3D printing filament is designed to change properties at increasing temperatures. This is what allows us to 3D print! However, this can also be used to reform the print after it has been printed. I first saw this applied in a thing on thingiverse: https://www.thingiverse.com/thing:523260
So I decided to test this with a simple bic lighter. This can be tough because you have to heat it up enough to be malleable without melting it. I like this method in theory, but in practice I haven't had much success with it so far.
Step 12: Cheetah Ninjatech Filament
Although I haven't experimented with it much yet, I thought this filament deserved its own step. Cheetah filament is similar to the classic ninjaflex, but is designed to be printable on any printer. I honestly didn't believe this at first because I have a Bowden style extruder, but thought I would give it a try, and it works.
The main drawbacks however is that this stuff is more expensive than standard PLA (I got a small roll from Adafruit for $30), and that it is dramatically less flexible than NinjaFlex.

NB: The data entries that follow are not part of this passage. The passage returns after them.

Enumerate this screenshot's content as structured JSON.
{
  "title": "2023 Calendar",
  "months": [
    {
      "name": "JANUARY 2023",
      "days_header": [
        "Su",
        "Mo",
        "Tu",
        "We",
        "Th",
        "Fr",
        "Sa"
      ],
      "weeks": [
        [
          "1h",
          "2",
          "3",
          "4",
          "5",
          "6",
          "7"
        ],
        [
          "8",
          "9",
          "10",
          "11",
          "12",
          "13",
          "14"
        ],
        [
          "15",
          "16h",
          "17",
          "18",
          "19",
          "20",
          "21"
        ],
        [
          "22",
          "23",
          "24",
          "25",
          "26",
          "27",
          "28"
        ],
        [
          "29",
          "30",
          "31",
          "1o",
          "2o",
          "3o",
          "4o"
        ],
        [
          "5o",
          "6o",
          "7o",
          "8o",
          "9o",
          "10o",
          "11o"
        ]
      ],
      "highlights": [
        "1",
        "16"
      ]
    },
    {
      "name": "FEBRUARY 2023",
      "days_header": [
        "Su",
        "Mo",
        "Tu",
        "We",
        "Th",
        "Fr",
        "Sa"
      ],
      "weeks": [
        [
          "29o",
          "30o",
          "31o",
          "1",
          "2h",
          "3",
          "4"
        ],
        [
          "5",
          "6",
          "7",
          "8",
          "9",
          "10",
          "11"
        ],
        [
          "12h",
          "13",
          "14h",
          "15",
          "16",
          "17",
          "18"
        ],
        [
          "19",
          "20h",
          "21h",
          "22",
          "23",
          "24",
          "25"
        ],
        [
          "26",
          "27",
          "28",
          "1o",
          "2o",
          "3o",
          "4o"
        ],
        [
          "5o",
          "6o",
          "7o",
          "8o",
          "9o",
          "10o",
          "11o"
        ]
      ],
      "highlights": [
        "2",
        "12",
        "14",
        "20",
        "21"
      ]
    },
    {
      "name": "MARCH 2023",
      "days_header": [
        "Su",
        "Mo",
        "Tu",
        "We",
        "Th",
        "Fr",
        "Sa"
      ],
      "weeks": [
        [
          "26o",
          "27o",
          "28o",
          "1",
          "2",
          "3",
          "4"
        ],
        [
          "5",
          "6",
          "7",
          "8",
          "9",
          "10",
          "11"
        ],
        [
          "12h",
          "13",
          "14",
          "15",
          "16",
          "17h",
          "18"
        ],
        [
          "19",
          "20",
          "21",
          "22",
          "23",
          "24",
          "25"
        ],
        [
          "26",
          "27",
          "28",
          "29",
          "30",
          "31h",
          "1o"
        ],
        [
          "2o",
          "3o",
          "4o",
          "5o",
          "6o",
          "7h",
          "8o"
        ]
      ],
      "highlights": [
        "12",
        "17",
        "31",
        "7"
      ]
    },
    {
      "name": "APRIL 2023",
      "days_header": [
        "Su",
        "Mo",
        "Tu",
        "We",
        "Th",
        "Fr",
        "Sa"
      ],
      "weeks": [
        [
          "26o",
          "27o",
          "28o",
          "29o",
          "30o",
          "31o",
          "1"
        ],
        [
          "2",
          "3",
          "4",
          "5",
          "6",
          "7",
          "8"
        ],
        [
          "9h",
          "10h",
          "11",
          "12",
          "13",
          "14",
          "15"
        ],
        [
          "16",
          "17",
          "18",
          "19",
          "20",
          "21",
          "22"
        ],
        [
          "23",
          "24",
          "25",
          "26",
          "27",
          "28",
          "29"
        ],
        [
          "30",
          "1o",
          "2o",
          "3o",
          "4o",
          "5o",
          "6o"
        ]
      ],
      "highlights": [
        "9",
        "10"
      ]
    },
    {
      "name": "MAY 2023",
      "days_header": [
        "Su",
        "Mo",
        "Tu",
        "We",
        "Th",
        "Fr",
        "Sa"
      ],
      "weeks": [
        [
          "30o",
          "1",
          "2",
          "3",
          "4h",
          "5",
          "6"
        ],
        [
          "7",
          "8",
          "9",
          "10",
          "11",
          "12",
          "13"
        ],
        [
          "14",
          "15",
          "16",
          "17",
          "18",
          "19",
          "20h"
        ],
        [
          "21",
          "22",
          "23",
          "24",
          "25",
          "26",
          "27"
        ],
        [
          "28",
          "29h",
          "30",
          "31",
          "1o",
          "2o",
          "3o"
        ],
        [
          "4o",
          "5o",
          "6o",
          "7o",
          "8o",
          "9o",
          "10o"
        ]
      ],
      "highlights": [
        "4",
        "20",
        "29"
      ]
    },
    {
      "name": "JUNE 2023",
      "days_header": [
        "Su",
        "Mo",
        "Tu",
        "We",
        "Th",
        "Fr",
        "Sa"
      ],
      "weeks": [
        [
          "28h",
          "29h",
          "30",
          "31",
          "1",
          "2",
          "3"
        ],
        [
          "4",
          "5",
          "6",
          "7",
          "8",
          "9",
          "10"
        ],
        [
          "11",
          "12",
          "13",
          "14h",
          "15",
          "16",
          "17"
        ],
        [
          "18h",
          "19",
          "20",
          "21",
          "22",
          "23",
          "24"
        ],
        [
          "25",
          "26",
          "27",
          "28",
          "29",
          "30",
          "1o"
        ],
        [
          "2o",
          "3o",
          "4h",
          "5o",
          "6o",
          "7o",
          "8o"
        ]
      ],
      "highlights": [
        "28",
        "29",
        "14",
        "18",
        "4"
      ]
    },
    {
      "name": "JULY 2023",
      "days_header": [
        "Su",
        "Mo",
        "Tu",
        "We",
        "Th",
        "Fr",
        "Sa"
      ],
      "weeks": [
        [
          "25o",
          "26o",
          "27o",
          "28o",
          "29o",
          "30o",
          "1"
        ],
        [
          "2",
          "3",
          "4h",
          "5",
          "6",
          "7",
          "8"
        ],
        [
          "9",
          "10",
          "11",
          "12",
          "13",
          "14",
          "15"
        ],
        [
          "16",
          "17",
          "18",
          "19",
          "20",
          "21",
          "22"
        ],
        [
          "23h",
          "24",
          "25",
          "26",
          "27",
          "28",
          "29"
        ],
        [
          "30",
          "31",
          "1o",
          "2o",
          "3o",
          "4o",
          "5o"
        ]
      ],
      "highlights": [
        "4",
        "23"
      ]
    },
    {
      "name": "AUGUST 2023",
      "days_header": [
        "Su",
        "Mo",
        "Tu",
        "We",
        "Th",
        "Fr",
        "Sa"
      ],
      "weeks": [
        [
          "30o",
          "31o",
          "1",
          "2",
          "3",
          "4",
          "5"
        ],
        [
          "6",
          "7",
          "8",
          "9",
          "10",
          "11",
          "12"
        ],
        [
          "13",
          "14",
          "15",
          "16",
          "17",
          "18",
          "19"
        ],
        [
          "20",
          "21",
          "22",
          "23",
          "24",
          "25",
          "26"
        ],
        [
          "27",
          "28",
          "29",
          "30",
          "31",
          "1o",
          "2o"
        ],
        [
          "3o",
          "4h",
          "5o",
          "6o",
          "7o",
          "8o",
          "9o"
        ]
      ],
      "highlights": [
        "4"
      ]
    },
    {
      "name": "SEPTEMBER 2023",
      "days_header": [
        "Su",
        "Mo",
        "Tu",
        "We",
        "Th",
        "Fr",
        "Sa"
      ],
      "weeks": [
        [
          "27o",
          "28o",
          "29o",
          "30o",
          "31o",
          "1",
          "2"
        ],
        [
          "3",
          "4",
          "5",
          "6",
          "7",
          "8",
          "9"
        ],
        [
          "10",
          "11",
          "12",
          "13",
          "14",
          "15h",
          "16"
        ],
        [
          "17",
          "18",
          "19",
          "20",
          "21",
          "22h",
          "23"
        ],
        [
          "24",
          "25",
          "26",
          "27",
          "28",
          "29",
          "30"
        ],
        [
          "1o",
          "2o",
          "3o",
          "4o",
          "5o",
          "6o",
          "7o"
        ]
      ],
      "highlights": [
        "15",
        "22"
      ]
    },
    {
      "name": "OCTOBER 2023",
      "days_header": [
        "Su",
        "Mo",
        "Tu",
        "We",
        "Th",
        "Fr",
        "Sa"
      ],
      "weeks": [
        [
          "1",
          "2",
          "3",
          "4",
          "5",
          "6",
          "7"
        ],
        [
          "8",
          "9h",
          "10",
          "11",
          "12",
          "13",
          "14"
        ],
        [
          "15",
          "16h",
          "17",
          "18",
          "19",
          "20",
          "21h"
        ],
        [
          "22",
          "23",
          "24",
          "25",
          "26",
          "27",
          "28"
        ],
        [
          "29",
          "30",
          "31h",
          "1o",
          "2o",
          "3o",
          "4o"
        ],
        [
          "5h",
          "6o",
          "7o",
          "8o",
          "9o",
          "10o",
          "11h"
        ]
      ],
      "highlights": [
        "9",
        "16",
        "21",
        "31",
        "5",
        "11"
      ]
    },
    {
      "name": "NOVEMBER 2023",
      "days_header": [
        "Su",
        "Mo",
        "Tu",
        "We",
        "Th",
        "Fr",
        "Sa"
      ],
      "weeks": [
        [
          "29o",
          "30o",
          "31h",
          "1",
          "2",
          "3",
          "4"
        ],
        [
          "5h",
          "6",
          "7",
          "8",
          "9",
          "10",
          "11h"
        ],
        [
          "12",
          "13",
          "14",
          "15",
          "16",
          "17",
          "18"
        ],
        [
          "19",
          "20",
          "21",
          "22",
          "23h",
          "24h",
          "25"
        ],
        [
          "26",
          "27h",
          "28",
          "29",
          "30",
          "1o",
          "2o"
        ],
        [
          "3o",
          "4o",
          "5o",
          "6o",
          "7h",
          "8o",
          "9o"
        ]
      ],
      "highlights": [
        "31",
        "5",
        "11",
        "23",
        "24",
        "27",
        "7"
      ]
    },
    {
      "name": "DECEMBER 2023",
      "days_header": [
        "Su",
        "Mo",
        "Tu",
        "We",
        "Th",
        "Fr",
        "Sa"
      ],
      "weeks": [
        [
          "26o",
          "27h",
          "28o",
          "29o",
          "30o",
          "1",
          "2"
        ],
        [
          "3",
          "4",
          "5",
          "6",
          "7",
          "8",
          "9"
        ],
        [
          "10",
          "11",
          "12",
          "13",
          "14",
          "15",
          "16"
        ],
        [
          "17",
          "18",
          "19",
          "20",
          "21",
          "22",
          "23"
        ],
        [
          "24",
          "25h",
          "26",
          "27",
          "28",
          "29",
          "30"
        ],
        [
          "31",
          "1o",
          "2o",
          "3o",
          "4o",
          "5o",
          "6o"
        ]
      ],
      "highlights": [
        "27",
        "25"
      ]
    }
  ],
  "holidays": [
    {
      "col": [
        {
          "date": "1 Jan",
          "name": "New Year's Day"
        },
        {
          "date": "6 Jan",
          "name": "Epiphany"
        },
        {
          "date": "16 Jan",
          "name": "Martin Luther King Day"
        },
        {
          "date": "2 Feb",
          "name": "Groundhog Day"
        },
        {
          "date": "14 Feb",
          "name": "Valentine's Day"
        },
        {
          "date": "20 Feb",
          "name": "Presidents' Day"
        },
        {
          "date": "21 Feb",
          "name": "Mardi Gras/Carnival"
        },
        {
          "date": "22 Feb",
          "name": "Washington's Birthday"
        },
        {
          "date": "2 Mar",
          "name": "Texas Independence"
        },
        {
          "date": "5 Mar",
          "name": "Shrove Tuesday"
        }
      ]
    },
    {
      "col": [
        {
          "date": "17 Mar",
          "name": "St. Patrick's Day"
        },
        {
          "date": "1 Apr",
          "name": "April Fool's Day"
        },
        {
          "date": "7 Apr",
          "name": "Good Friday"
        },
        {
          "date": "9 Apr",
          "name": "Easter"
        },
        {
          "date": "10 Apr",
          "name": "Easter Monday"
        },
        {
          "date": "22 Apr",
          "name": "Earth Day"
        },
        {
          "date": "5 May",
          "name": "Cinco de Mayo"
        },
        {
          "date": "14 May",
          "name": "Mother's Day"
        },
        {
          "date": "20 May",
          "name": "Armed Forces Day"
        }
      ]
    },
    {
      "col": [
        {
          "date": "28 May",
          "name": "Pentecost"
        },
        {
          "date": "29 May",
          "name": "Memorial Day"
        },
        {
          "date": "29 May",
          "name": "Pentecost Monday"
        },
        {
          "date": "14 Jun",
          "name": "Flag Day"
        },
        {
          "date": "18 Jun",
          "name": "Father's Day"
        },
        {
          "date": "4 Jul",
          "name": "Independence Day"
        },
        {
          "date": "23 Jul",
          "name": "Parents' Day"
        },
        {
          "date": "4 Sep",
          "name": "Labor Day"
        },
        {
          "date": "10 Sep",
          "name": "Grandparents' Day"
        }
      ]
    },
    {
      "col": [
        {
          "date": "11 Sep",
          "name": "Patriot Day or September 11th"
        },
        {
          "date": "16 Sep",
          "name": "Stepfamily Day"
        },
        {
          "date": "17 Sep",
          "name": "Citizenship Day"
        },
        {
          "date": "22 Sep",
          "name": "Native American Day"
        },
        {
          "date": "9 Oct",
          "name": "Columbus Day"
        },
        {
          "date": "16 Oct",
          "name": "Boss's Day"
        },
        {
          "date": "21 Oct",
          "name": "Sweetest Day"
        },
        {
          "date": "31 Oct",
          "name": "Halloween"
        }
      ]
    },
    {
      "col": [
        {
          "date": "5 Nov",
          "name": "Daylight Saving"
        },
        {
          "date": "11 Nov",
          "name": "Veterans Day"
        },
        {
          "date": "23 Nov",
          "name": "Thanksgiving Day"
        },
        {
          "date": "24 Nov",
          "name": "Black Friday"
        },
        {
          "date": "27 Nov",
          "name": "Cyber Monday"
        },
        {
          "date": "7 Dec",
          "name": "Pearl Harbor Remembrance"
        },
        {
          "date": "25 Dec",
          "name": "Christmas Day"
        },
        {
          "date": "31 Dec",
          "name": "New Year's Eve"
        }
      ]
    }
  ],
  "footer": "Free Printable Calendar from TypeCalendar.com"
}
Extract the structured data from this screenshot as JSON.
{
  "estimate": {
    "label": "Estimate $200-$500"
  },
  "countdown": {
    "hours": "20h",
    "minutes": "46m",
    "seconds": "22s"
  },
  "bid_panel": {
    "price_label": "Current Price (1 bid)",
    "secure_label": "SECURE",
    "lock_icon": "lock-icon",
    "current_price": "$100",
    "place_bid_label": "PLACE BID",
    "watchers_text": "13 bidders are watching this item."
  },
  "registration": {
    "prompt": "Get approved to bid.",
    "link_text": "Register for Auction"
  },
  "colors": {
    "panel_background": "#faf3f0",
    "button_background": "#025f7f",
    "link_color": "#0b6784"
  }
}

This last part may be a positive in some situations however, if you want greater impact resistance and flex than PLA, but still want to retain some structure.
Here's a great YouTube video I found which compares the squishiness of these filaments: https://www.youtube.com/watch?v=PgDpRQ5YDcY
Step 13: Other Ideas
I've personally tried all of the methods up till now, but I've read about several other interesting methods I hope to try in the future. Here are some more ideas:
- Detail paint, like Woody from toy story.
- Epoxy. Kind of like those amazing life edge wooden tables, you can use clear epoxy resin to layer over the print.
- Sand blast. I've read for certain types of prints, sand blasting is a great way to smooth them out if you have the equipment.
- Sandable putty. If you want a super smooth, customizable surface before painting, you can use a sandable primer kind of putty to fill in the layer gaps, before of course, sanding and painting.
- Chemicals. This method works great for ABS, but not as well for PLA. There are chemical ways of smoothing prints, but this method always seemed a bit involved for me.
- Motors! I plan to try this soon; incorporating automated movement into a 3d printed project can be a great way to make it more interesting.
- Wood bleach - similar to wood stain, but used to remove the color from the wood rather than add it.
Step 14: 3D Models Used
Most of the projects I used as demonstration in this guide were borrowed from thingiverse or instructables projects. I want to give them due credit, so here are links to all the models used:
Golden Snitch - https://www.instructables.com/id/3D-Printed-Golden...
Sylveon Pokemon - https://www.thingiverse.com/thing:1741594
Charizard Pokemon - https://www.thingiverse.com/thing:342381
Eevee Pokemon - https://www.thingiverse.com/thing:2625090
Tentacle phone stand - https://www.thingiverse.com/thing:607518
Zombie Hand Jewelry Stand - https://www.thingiverse.com/thing:2679536
Arc Reactor MK3 - https://www.thingiverse.com/thing:805521
Han Solo Star Wars Dice - https://www.thingiverse.com/thing:2868252
Octopus Planter - https://www.thingiverse.com/thing:1957770
Mayan Urn (used as planter) - https://www.thingiverse.com/thing:25204
Mayan Skull - https://www.thingiverse.com/thing:302149
Groot Head Planter - https://www.thingiverse.com/thing:2054688
Ouroboros Necklace inspired by Altered Carbon - https://www.thingiverse.com/thing:2813264
Harry Potter Elder Wand - https://www.thingiverse.com/thing:1069671
Hope this guide inspired you to try new things and made your 3D prints look awesome. Happy Making!